TEL AVIV — Israel is far from knowing what to do about Gaza after it, in theory, brings down Hamas and rids the enclave of its leaders. As Yoav Mordechai, a retired Israeli major general, asks in his colorful Arabic, “Ba'adein?” — What then? A former coordinator of government activities in the territories, Mordechai is also one of the many people involved in the complicated hostage release negotiations with Hamas.
Israeli national security adviser Tzachi Hanegbi has said in recent weeks that after ridding Gaza of Hamas, control of the territory should be handed to the Palestinian Authority (PA). This is not Israel’s official position, however.

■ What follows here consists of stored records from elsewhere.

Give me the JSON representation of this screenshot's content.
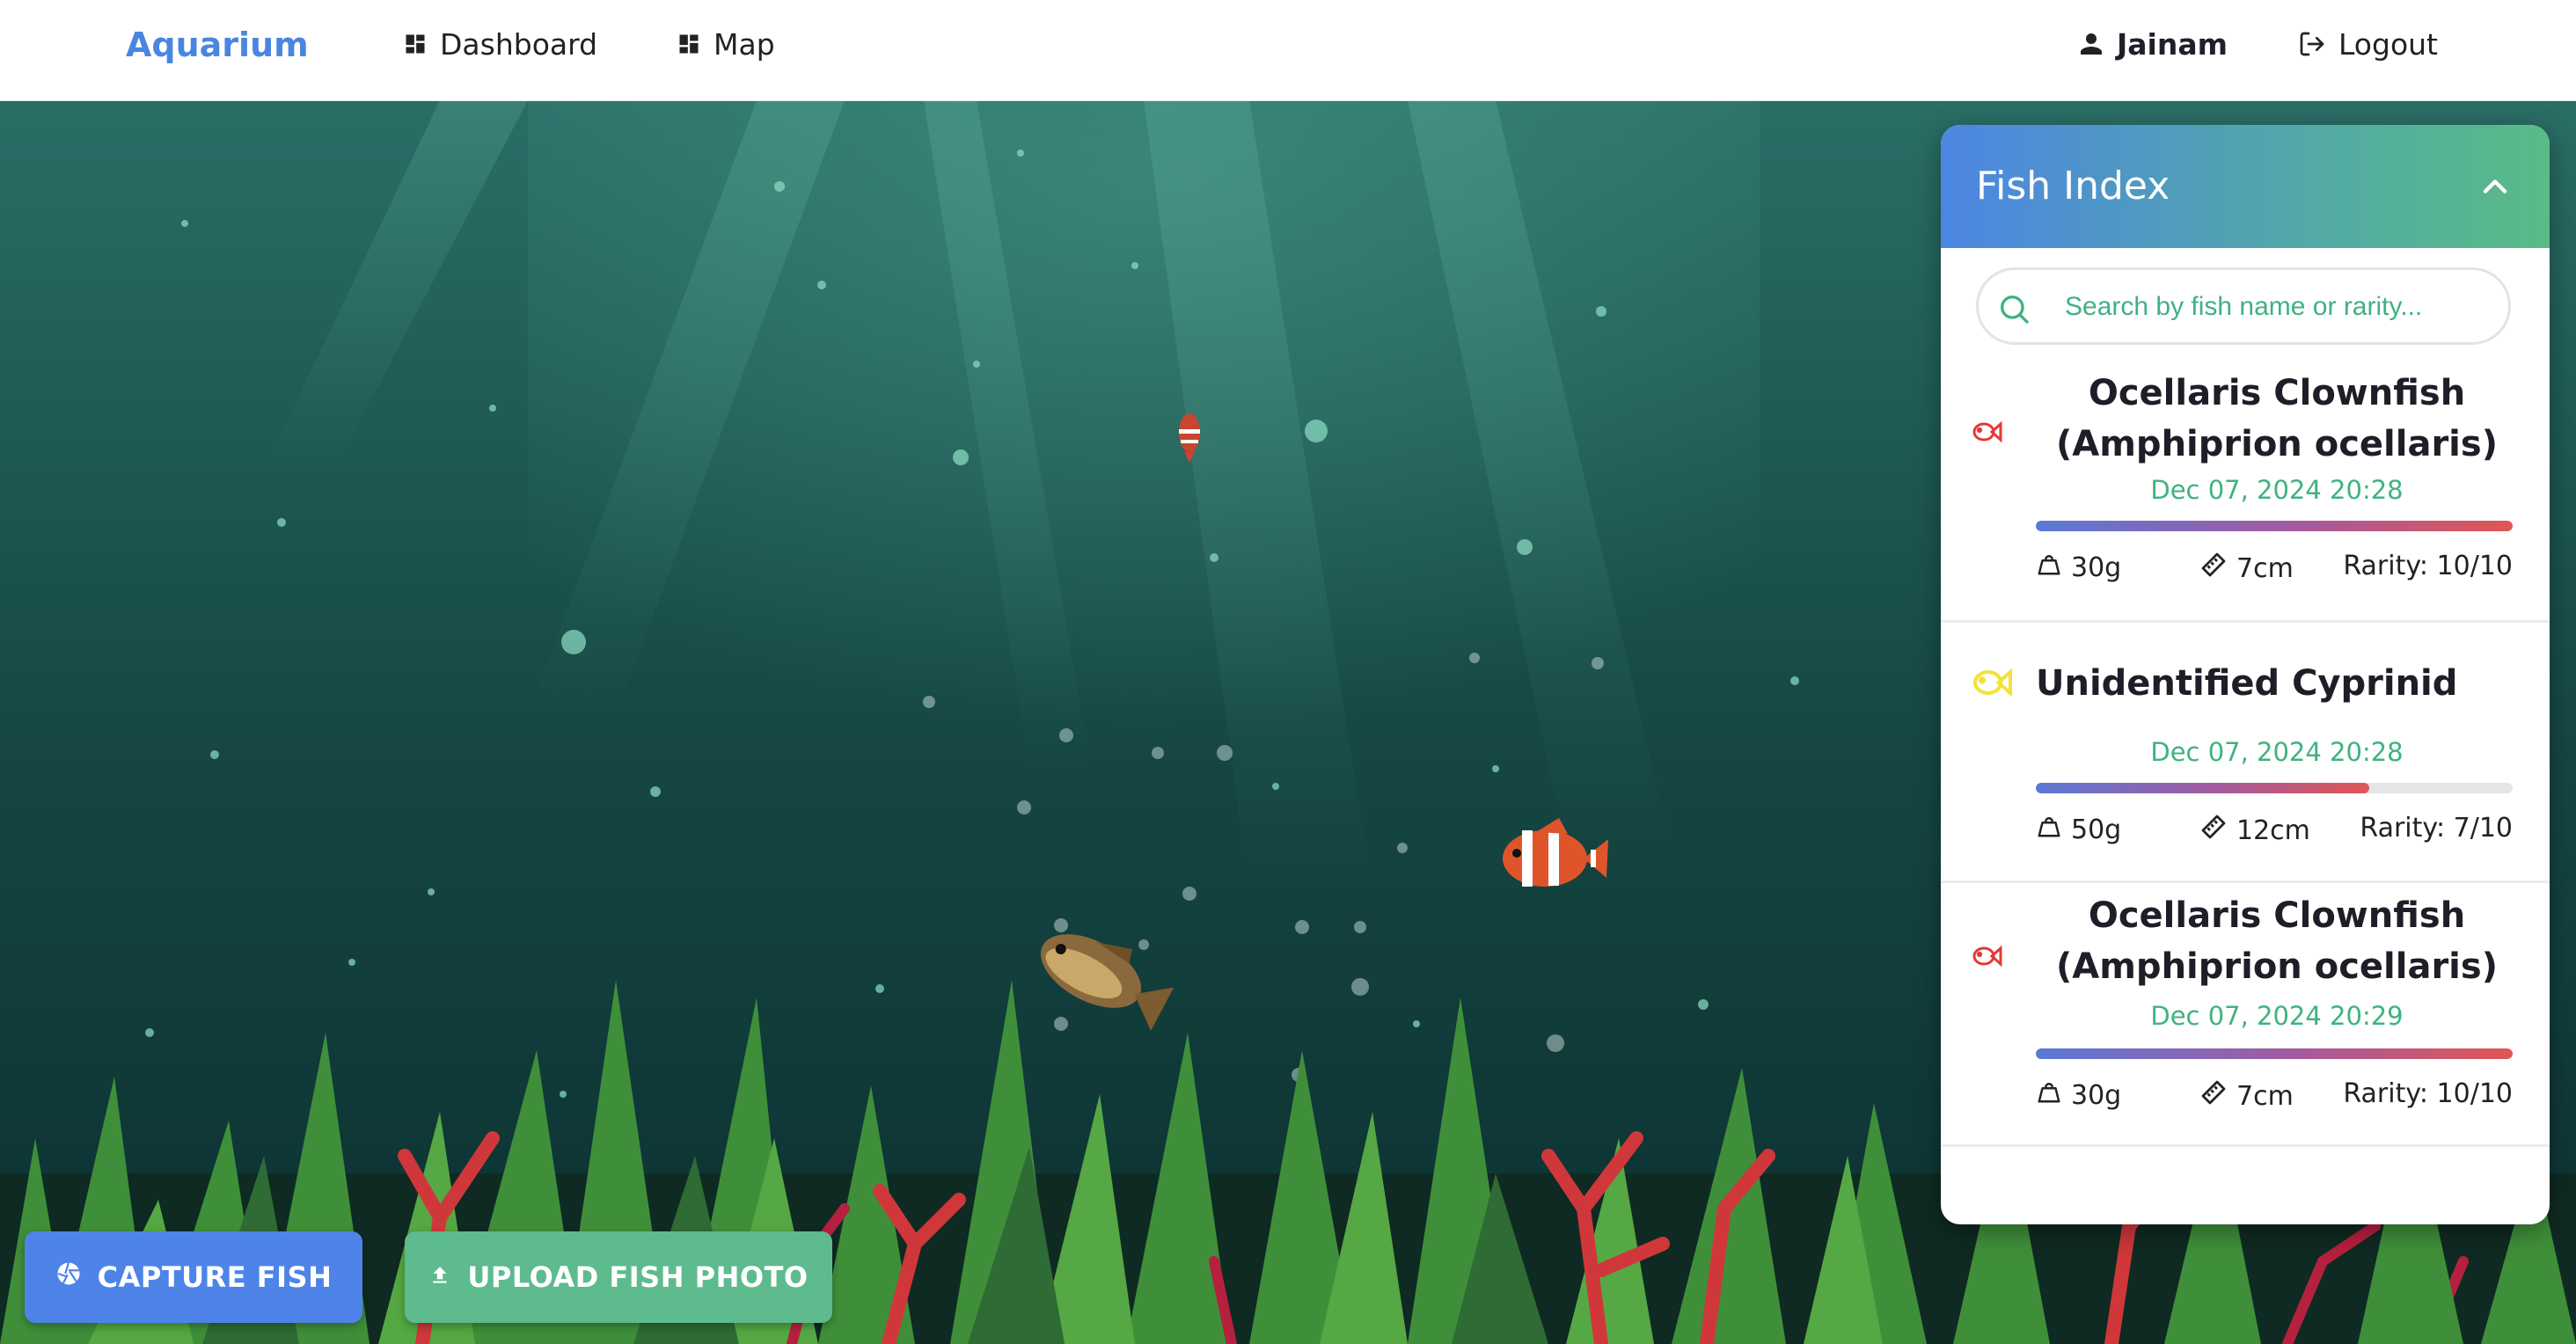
{
  "navbar": {
    "brand": "Aquarium",
    "links": [
      {
        "label": "Dashboard",
        "icon": "dashboard-icon"
      },
      {
        "label": "Map",
        "icon": "dashboard-icon"
      }
    ],
    "user": {
      "name": "Jainam",
      "icon": "user-icon"
    },
    "logout": {
      "label": "Logout",
      "icon": "logout-icon"
    }
  },
  "fish_index": {
    "title": "Fish Index",
    "search_placeholder": "Search by fish name or rarity...",
    "items": [
      {
        "name_line1": "Ocellaris Clownfish",
        "name_line2": "(Amphiprion ocellaris)",
        "icon": "fish-icon",
        "icon_color": "#e53935",
        "date": "Dec 07, 2024 20:28",
        "rarity_fraction": 1.0,
        "weight": "30g",
        "length": "7cm",
        "rarity": "Rarity: 10/10"
      },
      {
        "name_line1": "Unidentified Cyprinid",
        "icon": "fish-icon",
        "icon_color": "#f2e23a",
        "date": "Dec 07, 2024 20:28",
        "rarity_fraction": 0.7,
        "weight": "50g",
        "length": "12cm",
        "rarity": "Rarity: 7/10"
      },
      {
        "name_line1": "Ocellaris Clownfish",
        "name_line2": "(Amphiprion ocellaris)",
        "icon": "fish-icon",
        "icon_color": "#e53935",
        "date": "Dec 07, 2024 20:29",
        "rarity_fraction": 1.0,
        "weight": "30g",
        "length": "7cm",
        "rarity": "Rarity: 10/10"
      }
    ]
  },
  "actions": {
    "capture": {
      "label": "CAPTURE FISH",
      "icon": "aperture-icon",
      "color": "#4e84e8"
    },
    "upload": {
      "label": "UPLOAD FISH PHOTO",
      "icon": "upload-icon",
      "color": "#5dbb8e"
    }
  },
  "colors": {
    "brand": "#4a86e0",
    "accent_green": "#3eb37f",
    "water_top": "#2a6e66",
    "water_bottom": "#0b2f30"
  }
}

In fact, a clear majority among the ruling Likud party opposes the PA's return to the territory, from which Hamas ousted it in 2007. The extreme right-wing Religious Zionism and Jewish Power parties in the governing coalition have completely discounted the idea.
Prime Minister Benjamin Netanyahu maintains ambiguity on the matter, rejecting various ideas, such as Israel occupying Gaza, but without offering alternatives. The only scenario to which he has committed is maintaining Israeli military control throughout the territory, as Israel has done for decades in the West Bank. His reluctance to commit is clearly linked to his own personal and political postwar future, which is almost as cloudy as Gaza’s.
"Israel has three options," a senior former security source told Al-Monitor, speaking on the condition of anonymity. "One of them is excellent, the second is bad, the third is not bad but unrealistic.”